The Australian Red Cross has apologised after a 1.74GB-sized backup database containing over half-a-million personal details leaked of blood donors. According to security researcher Troy Hunt, who first reported the incident, the database included 647 different tables in total.
The compromised records, made up of registration data for 550,000 people from 2010 to 2016, included names, addresses, dates of birth, blood types, phone numbers and last donation dates. The database leaked after being "placed in an insecure environment" by an unnamed third party.
"To our knowledge, all known copies of the data have been deleted.

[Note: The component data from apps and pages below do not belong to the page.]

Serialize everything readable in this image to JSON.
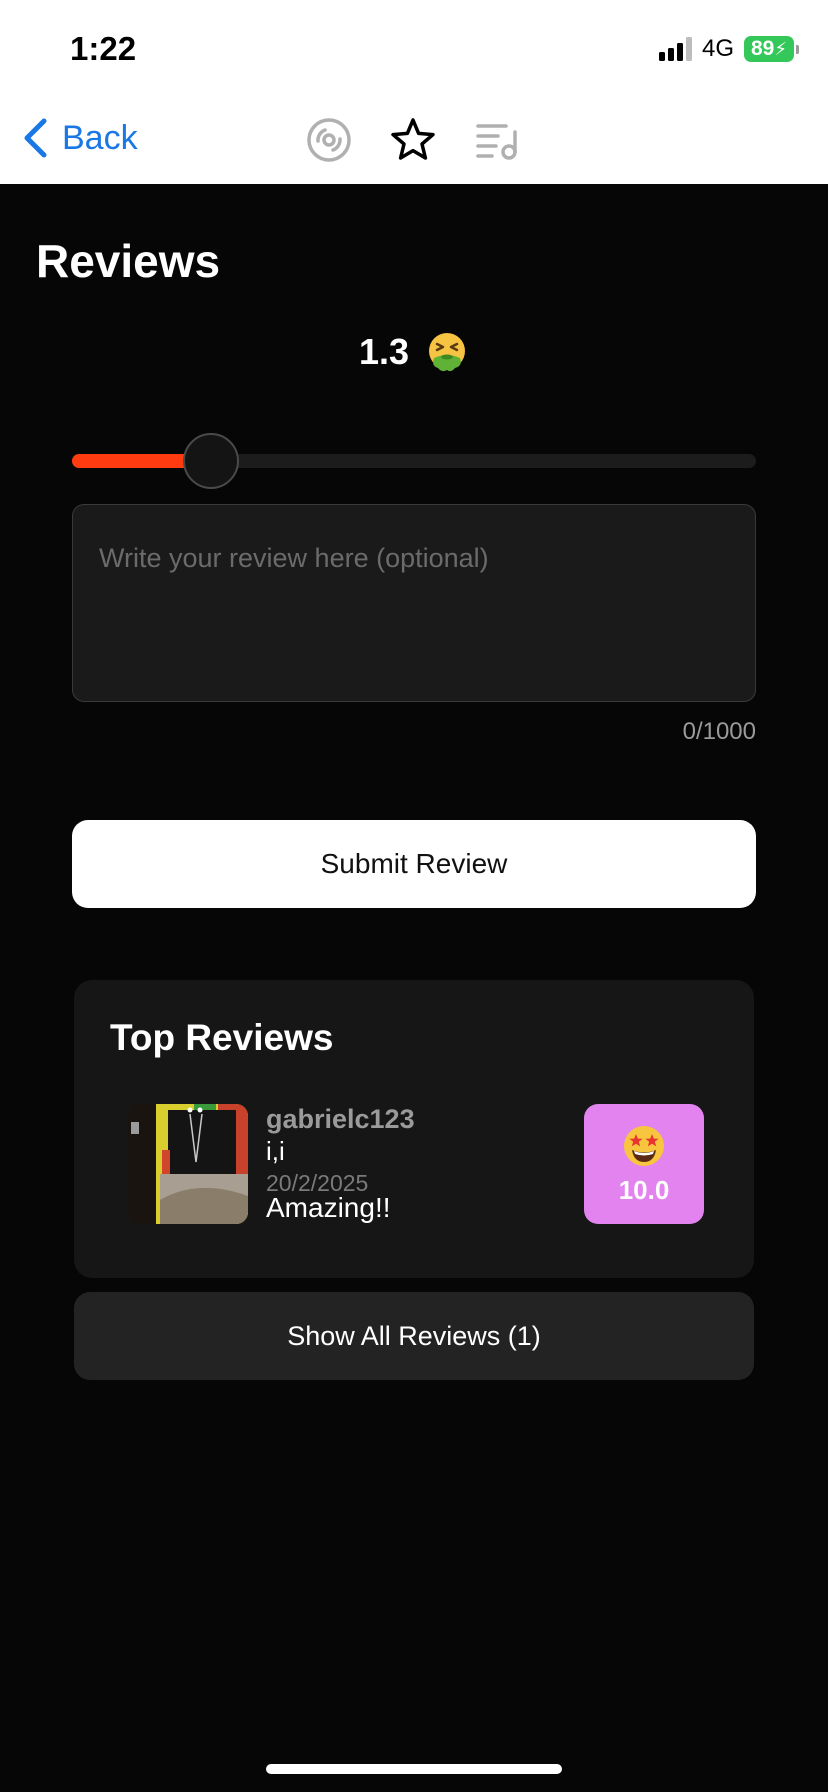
{
  "status_bar": {
    "time": "1:22",
    "network": "4G",
    "battery": "89"
  },
  "nav": {
    "back_label": "Back",
    "icons": [
      "disc-icon",
      "star-icon",
      "music-queue-icon"
    ],
    "accent_color": "#1a78e6"
  },
  "page": {
    "title": "Reviews"
  },
  "rating": {
    "value": "1.3",
    "emoji": "nauseated-face",
    "slider_value": 1.3,
    "slider_max": 10,
    "slider_fill_color": "#ff3b0f"
  },
  "review_form": {
    "placeholder": "Write your review here (optional)",
    "value": "",
    "char_count": "0/1000",
    "submit_label": "Submit Review"
  },
  "top_reviews": {
    "title": "Top Reviews",
    "items": [
      {
        "username": "gabrielc123",
        "album": "i,i",
        "date": "20/2/2025",
        "text": "Amazing!!",
        "score": "10.0",
        "score_emoji": "star-struck",
        "badge_color": "#e283ef"
      }
    ]
  },
  "show_all_label": "Show All Reviews (1)"
}
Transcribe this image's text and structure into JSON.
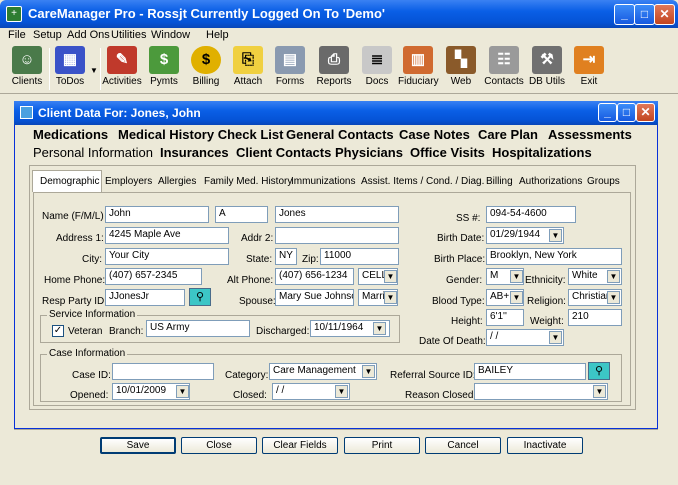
{
  "window": {
    "title": "CareManager Pro - Rossjt Currently Logged On To 'Demo'"
  },
  "menu": [
    "File",
    "Setup",
    "Add Ons",
    "Utilities",
    "Window",
    "Help"
  ],
  "toolbar": [
    {
      "label": "Clients",
      "icon": "clients-icon"
    },
    {
      "label": "ToDos",
      "icon": "todos-icon"
    },
    {
      "label": "Activities",
      "icon": "activities-icon"
    },
    {
      "label": "Pymts",
      "icon": "payments-icon"
    },
    {
      "label": "Billing",
      "icon": "billing-icon"
    },
    {
      "label": "Attach",
      "icon": "attach-icon"
    },
    {
      "label": "Forms",
      "icon": "forms-icon"
    },
    {
      "label": "Reports",
      "icon": "reports-icon"
    },
    {
      "label": "Docs",
      "icon": "docs-icon"
    },
    {
      "label": "Fiduciary",
      "icon": "fiduciary-icon"
    },
    {
      "label": "Web",
      "icon": "web-icon"
    },
    {
      "label": "Contacts",
      "icon": "contacts-icon"
    },
    {
      "label": "DB Utils",
      "icon": "db-utils-icon"
    },
    {
      "label": "Exit",
      "icon": "exit-icon"
    }
  ],
  "client_window": {
    "title": "Client Data For: Jones, John"
  },
  "main_tabs_row1": [
    "Medications",
    "Medical History Check List",
    "General Contacts",
    "Case Notes",
    "Care Plan",
    "Assessments"
  ],
  "main_tabs_row2": [
    "Personal Information",
    "Insurances",
    "Client Contacts",
    "Physicians",
    "Office Visits",
    "Hospitalizations"
  ],
  "sub_tabs": [
    "Demographic",
    "Employers",
    "Allergies",
    "Family Med. History",
    "Immunizations",
    "Assist. Items / Cond. / Diag.",
    "Billing",
    "Authorizations",
    "Groups"
  ],
  "form": {
    "name_label": "Name (F/M/L)",
    "first": "John",
    "middle": "A",
    "last": "Jones",
    "address1_label": "Address 1:",
    "address1": "4245 Maple Ave",
    "addr2_label": "Addr 2:",
    "addr2": "",
    "city_label": "City:",
    "city": "Your City",
    "state_label": "State:",
    "state": "NY",
    "zip_label": "Zip:",
    "zip": "11000",
    "home_phone_label": "Home Phone:",
    "home_phone": "(407) 657-2345",
    "alt_phone_label": "Alt Phone:",
    "alt_phone": "(407) 656-1234",
    "alt_phone_type": "CELL",
    "resp_party_label": "Resp Party ID:",
    "resp_party": "JJonesJr",
    "spouse_label": "Spouse:",
    "spouse": "Mary Sue Johnso",
    "marital": "Marri",
    "ssn_label": "SS #:",
    "ssn": "094-54-4600",
    "birth_date_label": "Birth Date:",
    "birth_date": "01/29/1944",
    "birth_place_label": "Birth Place:",
    "birth_place": "Brooklyn, New York",
    "gender_label": "Gender:",
    "gender": "M",
    "ethnicity_label": "Ethnicity:",
    "ethnicity": "White",
    "blood_type_label": "Blood Type:",
    "blood_type": "AB+",
    "religion_label": "Religion:",
    "religion": "Christian",
    "height_label": "Height:",
    "height": "6'1''",
    "weight_label": "Weight:",
    "weight": "210",
    "date_of_death_label": "Date Of Death:",
    "date_of_death": " / /",
    "service_group": "Service Information",
    "veteran_label": "Veteran",
    "branch_label": "Branch:",
    "branch": "US Army",
    "discharged_label": "Discharged:",
    "discharged": "10/11/1964",
    "case_group": "Case Information",
    "case_id_label": "Case ID:",
    "case_id": "",
    "category_label": "Category:",
    "category": "Care Management",
    "referral_label": "Referral Source ID:",
    "referral": "BAILEY",
    "opened_label": "Opened:",
    "opened": "10/01/2009",
    "closed_label": "Closed:",
    "closed": " / /",
    "reason_closed_label": "Reason Closed:",
    "reason_closed": ""
  },
  "buttons": [
    "Save",
    "Close",
    "Clear Fields",
    "Print",
    "Cancel",
    "Inactivate"
  ]
}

However investigations are continuing," said Shelly Park, chief executive of the Blood Service. "The online forms do not connect to our secure databases which contain more sensitive medical information."

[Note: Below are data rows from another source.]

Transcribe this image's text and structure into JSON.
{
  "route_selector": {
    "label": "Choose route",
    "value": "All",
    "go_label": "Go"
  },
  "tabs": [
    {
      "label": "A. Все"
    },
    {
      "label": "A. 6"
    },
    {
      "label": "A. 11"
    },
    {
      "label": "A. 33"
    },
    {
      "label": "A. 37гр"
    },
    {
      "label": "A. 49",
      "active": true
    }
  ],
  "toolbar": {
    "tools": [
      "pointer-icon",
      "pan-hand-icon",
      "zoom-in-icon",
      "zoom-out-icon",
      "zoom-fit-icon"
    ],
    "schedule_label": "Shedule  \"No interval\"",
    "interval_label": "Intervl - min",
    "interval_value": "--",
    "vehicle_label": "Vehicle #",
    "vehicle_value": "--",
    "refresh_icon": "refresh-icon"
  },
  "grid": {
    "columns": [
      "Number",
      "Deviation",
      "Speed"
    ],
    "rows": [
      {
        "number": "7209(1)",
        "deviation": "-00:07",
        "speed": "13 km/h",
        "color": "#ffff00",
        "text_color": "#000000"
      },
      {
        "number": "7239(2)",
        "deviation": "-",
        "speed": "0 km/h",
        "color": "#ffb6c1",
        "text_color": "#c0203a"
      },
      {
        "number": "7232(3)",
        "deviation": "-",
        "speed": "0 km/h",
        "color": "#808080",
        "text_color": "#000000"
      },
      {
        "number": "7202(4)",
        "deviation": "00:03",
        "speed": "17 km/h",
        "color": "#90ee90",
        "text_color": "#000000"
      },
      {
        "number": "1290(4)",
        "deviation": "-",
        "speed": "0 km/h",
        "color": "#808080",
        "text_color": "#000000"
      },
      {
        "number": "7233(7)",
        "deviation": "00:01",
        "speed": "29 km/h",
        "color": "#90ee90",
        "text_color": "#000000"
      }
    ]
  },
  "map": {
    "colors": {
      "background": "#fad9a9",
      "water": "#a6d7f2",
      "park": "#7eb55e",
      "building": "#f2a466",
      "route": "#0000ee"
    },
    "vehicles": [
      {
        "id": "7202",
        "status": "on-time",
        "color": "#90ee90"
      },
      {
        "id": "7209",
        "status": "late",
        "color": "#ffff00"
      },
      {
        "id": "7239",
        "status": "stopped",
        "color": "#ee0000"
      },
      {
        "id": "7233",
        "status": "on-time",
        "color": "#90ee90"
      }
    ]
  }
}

Park, while acknowledging the data leak in an online statement, "apologised unreservedly" to the donors impacted and maintained the Blood Service "continues to take a strong approach to cyber-safety so donors and the Australian public can feel confident in using our systems."
She added: "We take full responsibility and I assure the public we are doing everything in our power to not only right this but to prevent it from happening again. We need your continued support to donate blood and feel confident that this will not reoccur in the future."

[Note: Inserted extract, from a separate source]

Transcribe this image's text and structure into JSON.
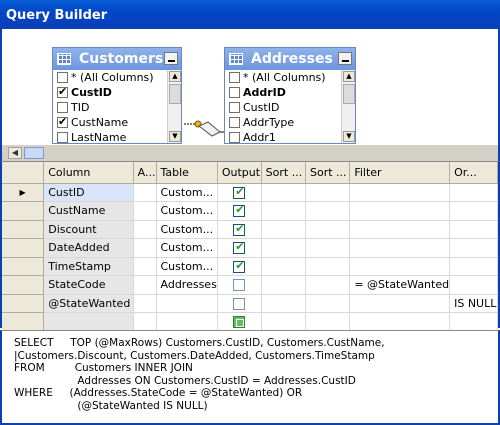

Hunt, who was forwarded the leaky database by a man who was scanning internet IP addresses for publicly exposed servers, believes his contact has deleted his copy of the database. Instead of uploading the data to his own breach notification service, the researcher also deleted his version.
"In the Red Cross' case, the data that was ultimately leaked was a database backup," he explained in a blog post. [It] was simply a mysqldump file that had everything in it. Taking a database backup is not unusual, it's what happened next that was the problem.
"The database backup was published to a publicly facing website. This is really the heart of the problem because no way, no how should that ever happen. There is no good reason to place database backups on a website, let alone a publicly facing one.
"One really important point to make here is that whilst the data originally came from the Red Cross, it ultimately wasn't them that published it to a publicly facing server, rather it was a partner. That doesn't change the end result [...] but it's an important detail in the overall chronology of events."
The incident was reported to AusCERT (Computer Emergency Response Team) and resolved quickly. The Blood Service said it has already contacted the Australian cybersecurity centre, the federal police and the Information Commissioner's Office (ICO).
A cybersecurity support service called IdCare assessed the exposed data as having a "low risk of future direct misuse," the Blood Service said, adding it is now attempting to contact everyone who gave blood between the impacted dates to inform them about the data breach.
"We have set up a hotline, website and email address to provide information for donors," Park said. "It is vitally important that people who generously want to give blood are not deterred by this – every Australian may need a blood transfusion at some time and we hope people will continue to make their contribution and to feel confident that their personal details will be protected."